Nothing in the records may be altered. Repeat them in full.
================================
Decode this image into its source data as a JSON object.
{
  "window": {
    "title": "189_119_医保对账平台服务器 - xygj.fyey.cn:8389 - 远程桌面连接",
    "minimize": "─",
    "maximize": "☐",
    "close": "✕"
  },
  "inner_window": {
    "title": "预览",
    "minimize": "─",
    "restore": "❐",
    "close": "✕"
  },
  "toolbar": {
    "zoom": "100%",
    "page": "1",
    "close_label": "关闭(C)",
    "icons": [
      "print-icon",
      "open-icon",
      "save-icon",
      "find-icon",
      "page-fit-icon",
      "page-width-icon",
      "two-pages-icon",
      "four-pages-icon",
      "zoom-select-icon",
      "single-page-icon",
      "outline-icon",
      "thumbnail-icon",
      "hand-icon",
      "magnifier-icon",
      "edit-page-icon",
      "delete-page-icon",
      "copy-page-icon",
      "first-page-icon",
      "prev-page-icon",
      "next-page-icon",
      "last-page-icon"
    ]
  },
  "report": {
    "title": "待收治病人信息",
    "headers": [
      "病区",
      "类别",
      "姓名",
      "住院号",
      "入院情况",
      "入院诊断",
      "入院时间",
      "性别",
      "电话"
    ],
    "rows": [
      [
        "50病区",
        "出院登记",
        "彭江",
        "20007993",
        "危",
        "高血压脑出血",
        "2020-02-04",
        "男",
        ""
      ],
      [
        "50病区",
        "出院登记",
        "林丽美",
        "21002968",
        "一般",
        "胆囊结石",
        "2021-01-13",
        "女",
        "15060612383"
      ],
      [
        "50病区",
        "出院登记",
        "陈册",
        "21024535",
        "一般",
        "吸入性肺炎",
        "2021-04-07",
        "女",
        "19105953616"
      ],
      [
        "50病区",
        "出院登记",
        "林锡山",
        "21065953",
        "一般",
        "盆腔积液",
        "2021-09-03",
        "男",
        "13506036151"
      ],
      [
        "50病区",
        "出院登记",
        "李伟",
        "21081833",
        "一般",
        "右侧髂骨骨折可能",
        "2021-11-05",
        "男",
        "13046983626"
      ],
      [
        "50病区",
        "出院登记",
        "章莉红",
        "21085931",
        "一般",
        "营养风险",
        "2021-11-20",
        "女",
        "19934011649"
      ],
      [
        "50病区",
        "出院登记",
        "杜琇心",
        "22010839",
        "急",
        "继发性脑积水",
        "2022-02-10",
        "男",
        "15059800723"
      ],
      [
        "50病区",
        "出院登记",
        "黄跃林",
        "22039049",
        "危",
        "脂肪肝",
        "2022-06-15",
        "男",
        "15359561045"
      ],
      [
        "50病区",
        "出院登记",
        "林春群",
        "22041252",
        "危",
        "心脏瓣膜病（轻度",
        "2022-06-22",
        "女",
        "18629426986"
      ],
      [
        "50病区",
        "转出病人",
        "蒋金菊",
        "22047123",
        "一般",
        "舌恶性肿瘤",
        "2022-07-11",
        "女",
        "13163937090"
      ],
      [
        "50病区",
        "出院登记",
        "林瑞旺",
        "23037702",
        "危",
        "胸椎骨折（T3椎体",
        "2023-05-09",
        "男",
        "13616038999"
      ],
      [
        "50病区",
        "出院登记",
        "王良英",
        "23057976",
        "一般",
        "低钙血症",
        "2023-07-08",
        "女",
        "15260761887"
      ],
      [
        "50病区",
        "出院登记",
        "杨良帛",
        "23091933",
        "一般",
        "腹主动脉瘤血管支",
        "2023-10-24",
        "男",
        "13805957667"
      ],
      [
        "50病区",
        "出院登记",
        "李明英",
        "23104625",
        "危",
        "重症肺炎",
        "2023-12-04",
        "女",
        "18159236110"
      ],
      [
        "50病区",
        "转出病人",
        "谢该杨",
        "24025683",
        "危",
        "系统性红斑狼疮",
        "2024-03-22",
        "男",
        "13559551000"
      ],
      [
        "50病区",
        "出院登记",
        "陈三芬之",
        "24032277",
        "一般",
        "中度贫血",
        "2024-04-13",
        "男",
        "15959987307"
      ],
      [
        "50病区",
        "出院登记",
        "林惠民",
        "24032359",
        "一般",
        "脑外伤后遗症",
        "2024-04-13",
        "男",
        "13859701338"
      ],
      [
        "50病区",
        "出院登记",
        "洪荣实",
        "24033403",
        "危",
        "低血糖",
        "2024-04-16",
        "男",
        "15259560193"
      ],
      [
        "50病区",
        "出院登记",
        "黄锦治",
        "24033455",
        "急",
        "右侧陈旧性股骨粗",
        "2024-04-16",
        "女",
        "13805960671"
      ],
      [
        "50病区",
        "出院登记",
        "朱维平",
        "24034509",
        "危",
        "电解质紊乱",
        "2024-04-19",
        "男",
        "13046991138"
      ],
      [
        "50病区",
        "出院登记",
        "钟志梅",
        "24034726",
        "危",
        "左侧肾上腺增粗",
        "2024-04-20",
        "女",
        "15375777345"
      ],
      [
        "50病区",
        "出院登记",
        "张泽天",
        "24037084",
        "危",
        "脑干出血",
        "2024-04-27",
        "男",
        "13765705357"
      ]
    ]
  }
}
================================
#### SOLUTION TO THIS EXERCISE:
Decode this image into its source data as a JSON object.
{
  "window": {
    "title": "189_119_医保对账平台服务器 - xygj.fyey.cn:8389 - 远程桌面连接",
    "minimize": "─",
    "maximize": "☐",
    "close": "✕"
  },
  "inner_window": {
    "title": "预览",
    "minimize": "─",
    "restore": "❐",
    "close": "✕"
  },
  "toolbar": {
    "zoom": "100%",
    "page": "1",
    "close_label": "关闭(C)",
    "icons": [
      "print-icon",
      "open-icon",
      "save-icon",
      "find-icon",
      "page-fit-icon",
      "page-width-icon",
      "two-pages-icon",
      "four-pages-icon",
      "zoom-select-icon",
      "single-page-icon",
      "outline-icon",
      "thumbnail-icon",
      "hand-icon",
      "magnifier-icon",
      "edit-page-icon",
      "delete-page-icon",
      "copy-page-icon",
      "first-page-icon",
      "prev-page-icon",
      "next-page-icon",
      "last-page-icon"
    ]
  },
  "report": {
    "title": "待收治病人信息",
    "headers": [
      "病区",
      "类别",
      "姓名",
      "住院号",
      "入院情况",
      "入院诊断",
      "入院时间",
      "性别",
      "电话"
    ],
    "rows": [
      [
        "50病区",
        "出院登记",
        "彭江",
        "20007993",
        "危",
        "高血压脑出血",
        "2020-02-04",
        "男",
        ""
      ],
      [
        "50病区",
        "出院登记",
        "林丽美",
        "21002968",
        "一般",
        "胆囊结石",
        "2021-01-13",
        "女",
        "15060612383"
      ],
      [
        "50病区",
        "出院登记",
        "陈册",
        "21024535",
        "一般",
        "吸入性肺炎",
        "2021-04-07",
        "女",
        "19105953616"
      ],
      [
        "50病区",
        "出院登记",
        "林锡山",
        "21065953",
        "一般",
        "盆腔积液",
        "2021-09-03",
        "男",
        "13506036151"
      ],
      [
        "50病区",
        "出院登记",
        "李伟",
        "21081833",
        "一般",
        "右侧髂骨骨折可能",
        "2021-11-05",
        "男",
        "13046983626"
      ],
      [
        "50病区",
        "出院登记",
        "章莉红",
        "21085931",
        "一般",
        "营养风险",
        "2021-11-20",
        "女",
        "19934011649"
      ],
      [
        "50病区",
        "出院登记",
        "杜琇心",
        "22010839",
        "急",
        "继发性脑积水",
        "2022-02-10",
        "男",
        "15059800723"
      ],
      [
        "50病区",
        "出院登记",
        "黄跃林",
        "22039049",
        "危",
        "脂肪肝",
        "2022-06-15",
        "男",
        "15359561045"
      ],
      [
        "50病区",
        "出院登记",
        "林春群",
        "22041252",
        "危",
        "心脏瓣膜病（轻度",
        "2022-06-22",
        "女",
        "18629426986"
      ],
      [
        "50病区",
        "转出病人",
        "蒋金菊",
        "22047123",
        "一般",
        "舌恶性肿瘤",
        "2022-07-11",
        "女",
        "13163937090"
      ],
      [
        "50病区",
        "出院登记",
        "林瑞旺",
        "23037702",
        "危",
        "胸椎骨折（T3椎体",
        "2023-05-09",
        "男",
        "13616038999"
      ],
      [
        "50病区",
        "出院登记",
        "王良英",
        "23057976",
        "一般",
        "低钙血症",
        "2023-07-08",
        "女",
        "15260761887"
      ],
      [
        "50病区",
        "出院登记",
        "杨良帛",
        "23091933",
        "一般",
        "腹主动脉瘤血管支",
        "2023-10-24",
        "男",
        "13805957667"
      ],
      [
        "50病区",
        "出院登记",
        "李明英",
        "23104625",
        "危",
        "重症肺炎",
        "2023-12-04",
        "女",
        "18159236110"
      ],
      [
        "50病区",
        "转出病人",
        "谢该杨",
        "24025683",
        "危",
        "系统性红斑狼疮",
        "2024-03-22",
        "男",
        "13559551000"
      ],
      [
        "50病区",
        "出院登记",
        "陈三芬之",
        "24032277",
        "一般",
        "中度贫血",
        "2024-04-13",
        "男",
        "15959987307"
      ],
      [
        "50病区",
        "出院登记",
        "林惠民",
        "24032359",
        "一般",
        "脑外伤后遗症",
        "2024-04-13",
        "男",
        "13859701338"
      ],
      [
        "50病区",
        "出院登记",
        "洪荣实",
        "24033403",
        "危",
        "低血糖",
        "2024-04-16",
        "男",
        "15259560193"
      ],
      [
        "50病区",
        "出院登记",
        "黄锦治",
        "24033455",
        "急",
        "右侧陈旧性股骨粗",
        "2024-04-16",
        "女",
        "13805960671"
      ],
      [
        "50病区",
        "出院登记",
        "朱维平",
        "24034509",
        "危",
        "电解质紊乱",
        "2024-04-19",
        "男",
        "13046991138"
      ],
      [
        "50病区",
        "出院登记",
        "钟志梅",
        "24034726",
        "危",
        "左侧肾上腺增粗",
        "2024-04-20",
        "女",
        "15375777345"
      ],
      [
        "50病区",
        "出院登记",
        "张泽天",
        "24037084",
        "危",
        "脑干出血",
        "2024-04-27",
        "男",
        "13765705357"
      ]
    ]
  }
}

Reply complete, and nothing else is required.